I understood Rufo completely. Something about using our hands and moving our body in a slow or methodical way can have a soothing impact andallow us to drain out the noisy thoughts that so often plague our minds and allow us to just be. 
This was a moment where Rufo had opened up to me unexpectedly. It was one of those beautiful moments where two people who normally have the run of the mill, “how are you?” “I am fine and you?” type conversation all of a sudden broke out of that routine and shared a part of their lives they may not normally share with others. 
I have looked around and realized that we all have our ways of de-stressing. We all have our own therapy. My boyfriend’s is to play soccer. He runs and plays until the sun goes down and until he forgets what he started worrying about in the first place. 
For me, it is getting my hands in the dirt, to surround myself and to feel one with nature, as cliché as that sounds. I stop feeling boredom, suffering or pain when I am in the garden with my hands in the dirt or watering the crops. I am able to be in the moment like I used to be when I was a child, playing in the dirt. Nothing else really matters, the sun shines on my back, I have nowhere to be and I couldn’t be more satisfied. Farming is a methodical routine, which repeats a lot of the same actions over and over again. I guess that is what I love about it though. It’s soothing and satisfying work watching what you plant come to life as a healthy, glowing fruit of your labour, no pun intended! As my therapy, farming and gardening feeds my soul, when I start to do it, it feels as though my body had been craving it forever. 

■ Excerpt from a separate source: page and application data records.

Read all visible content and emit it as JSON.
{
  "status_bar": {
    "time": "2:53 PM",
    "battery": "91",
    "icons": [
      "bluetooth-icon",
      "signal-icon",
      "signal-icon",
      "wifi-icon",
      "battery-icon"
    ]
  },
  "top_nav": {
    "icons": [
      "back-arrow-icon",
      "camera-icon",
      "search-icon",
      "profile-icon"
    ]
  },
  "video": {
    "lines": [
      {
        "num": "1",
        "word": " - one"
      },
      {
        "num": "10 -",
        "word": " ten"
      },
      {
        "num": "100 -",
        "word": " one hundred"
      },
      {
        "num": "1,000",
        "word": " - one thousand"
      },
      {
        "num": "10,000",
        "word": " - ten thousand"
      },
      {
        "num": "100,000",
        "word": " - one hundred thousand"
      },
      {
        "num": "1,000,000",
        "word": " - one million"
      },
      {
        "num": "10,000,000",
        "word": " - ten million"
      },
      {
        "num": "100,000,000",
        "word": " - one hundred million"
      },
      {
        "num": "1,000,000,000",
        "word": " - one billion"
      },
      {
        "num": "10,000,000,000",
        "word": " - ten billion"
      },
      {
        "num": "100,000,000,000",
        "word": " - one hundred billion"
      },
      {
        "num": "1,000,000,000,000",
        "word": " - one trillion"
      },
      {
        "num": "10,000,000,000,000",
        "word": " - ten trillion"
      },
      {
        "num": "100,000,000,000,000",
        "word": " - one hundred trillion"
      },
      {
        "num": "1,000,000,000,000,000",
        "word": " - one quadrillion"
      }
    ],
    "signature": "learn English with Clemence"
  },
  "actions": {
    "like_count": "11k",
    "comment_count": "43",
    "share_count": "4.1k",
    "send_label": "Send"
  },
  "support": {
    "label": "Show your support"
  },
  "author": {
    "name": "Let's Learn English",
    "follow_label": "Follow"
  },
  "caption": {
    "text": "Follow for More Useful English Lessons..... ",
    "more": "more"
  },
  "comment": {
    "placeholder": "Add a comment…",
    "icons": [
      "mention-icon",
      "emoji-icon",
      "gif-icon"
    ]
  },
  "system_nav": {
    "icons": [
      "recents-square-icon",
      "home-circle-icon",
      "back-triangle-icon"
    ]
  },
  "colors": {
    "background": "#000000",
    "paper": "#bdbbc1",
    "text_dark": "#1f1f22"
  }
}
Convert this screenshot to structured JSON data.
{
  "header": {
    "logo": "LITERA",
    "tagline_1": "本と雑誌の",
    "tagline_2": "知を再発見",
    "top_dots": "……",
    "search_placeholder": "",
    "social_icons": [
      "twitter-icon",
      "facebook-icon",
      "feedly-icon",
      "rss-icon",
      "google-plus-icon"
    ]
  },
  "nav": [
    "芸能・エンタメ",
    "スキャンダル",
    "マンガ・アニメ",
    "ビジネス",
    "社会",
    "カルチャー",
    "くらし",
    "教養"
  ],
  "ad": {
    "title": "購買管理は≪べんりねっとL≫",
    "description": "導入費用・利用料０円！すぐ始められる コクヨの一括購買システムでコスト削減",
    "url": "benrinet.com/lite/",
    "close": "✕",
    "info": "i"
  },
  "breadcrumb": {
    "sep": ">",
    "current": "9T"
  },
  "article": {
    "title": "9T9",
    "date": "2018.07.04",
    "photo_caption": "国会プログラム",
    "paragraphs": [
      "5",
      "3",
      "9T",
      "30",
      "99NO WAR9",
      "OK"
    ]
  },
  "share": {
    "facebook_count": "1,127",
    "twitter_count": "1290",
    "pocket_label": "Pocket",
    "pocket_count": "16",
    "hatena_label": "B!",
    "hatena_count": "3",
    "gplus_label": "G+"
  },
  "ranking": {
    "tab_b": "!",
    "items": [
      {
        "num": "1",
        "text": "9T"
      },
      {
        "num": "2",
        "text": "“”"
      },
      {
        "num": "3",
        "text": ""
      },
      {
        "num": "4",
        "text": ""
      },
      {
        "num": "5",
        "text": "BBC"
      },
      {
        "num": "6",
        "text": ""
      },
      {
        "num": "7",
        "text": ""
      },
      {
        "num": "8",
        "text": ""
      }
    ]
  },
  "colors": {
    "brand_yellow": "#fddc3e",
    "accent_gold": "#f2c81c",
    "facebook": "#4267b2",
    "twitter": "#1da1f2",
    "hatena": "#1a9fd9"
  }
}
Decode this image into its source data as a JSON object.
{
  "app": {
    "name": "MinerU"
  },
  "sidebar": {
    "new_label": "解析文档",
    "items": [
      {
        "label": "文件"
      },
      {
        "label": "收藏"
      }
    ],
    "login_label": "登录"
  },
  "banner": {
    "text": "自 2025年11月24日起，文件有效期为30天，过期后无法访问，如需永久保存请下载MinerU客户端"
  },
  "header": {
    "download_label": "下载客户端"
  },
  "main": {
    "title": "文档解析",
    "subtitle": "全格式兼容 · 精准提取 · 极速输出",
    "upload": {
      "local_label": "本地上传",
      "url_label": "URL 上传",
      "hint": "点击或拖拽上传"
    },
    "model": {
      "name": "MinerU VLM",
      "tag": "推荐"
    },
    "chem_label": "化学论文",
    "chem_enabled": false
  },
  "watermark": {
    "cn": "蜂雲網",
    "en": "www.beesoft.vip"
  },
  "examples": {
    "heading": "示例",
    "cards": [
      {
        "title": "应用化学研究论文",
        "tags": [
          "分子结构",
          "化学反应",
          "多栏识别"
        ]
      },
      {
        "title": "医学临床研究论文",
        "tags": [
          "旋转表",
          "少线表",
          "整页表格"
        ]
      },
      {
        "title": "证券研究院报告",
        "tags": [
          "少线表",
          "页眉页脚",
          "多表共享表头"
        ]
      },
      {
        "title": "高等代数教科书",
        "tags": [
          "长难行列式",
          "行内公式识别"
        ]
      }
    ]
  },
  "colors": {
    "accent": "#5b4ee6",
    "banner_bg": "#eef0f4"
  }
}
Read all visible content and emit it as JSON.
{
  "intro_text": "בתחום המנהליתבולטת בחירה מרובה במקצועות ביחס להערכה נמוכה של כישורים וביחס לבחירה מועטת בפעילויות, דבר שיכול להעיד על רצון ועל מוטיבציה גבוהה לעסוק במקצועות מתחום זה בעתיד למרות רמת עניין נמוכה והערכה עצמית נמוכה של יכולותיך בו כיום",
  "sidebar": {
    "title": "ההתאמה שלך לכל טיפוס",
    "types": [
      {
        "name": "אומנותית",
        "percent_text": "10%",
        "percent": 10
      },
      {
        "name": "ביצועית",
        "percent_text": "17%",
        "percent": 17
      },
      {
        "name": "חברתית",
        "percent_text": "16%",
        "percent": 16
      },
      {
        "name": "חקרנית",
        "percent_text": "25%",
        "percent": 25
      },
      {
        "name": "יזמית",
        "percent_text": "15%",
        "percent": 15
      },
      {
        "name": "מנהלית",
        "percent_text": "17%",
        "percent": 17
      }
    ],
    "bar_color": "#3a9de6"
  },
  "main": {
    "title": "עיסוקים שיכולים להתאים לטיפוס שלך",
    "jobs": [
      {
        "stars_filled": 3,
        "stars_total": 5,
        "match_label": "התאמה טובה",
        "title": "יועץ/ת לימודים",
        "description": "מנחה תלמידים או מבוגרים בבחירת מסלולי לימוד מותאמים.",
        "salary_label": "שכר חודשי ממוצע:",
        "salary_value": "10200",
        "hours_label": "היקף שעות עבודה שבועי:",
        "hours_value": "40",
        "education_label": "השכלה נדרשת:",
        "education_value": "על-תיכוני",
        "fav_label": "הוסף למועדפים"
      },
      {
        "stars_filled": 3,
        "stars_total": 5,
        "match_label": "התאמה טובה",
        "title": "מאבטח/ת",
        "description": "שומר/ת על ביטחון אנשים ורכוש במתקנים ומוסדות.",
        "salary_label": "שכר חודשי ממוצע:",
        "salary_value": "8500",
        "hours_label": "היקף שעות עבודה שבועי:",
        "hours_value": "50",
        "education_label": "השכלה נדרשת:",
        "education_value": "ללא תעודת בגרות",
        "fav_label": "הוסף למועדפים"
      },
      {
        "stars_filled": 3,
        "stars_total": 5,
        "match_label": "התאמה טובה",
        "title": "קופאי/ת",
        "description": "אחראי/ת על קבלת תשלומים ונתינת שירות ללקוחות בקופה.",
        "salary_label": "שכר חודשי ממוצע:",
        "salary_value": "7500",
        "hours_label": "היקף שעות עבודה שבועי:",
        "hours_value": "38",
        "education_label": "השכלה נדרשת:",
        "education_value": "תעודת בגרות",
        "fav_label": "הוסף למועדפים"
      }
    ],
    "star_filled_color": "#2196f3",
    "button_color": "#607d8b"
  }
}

I think that if we all could fill our day by doing only the things that our soul craved we would be a much happier, healthier, open-minded society. We would talk openly about our problems, pain and suffering to each other, even with people we do not know that well. We would live moment to moment, relishing in every smell, sight, sound and touch experienced on a daily basis. Imagine a society where we wouldn’t hurt so much, where suffering wasn’t stigmatized andwhere everything seemed simpler and void of confusion?

I ask the question then, what else would our society be like if the only choice we had was to feed our soul’s truest desires?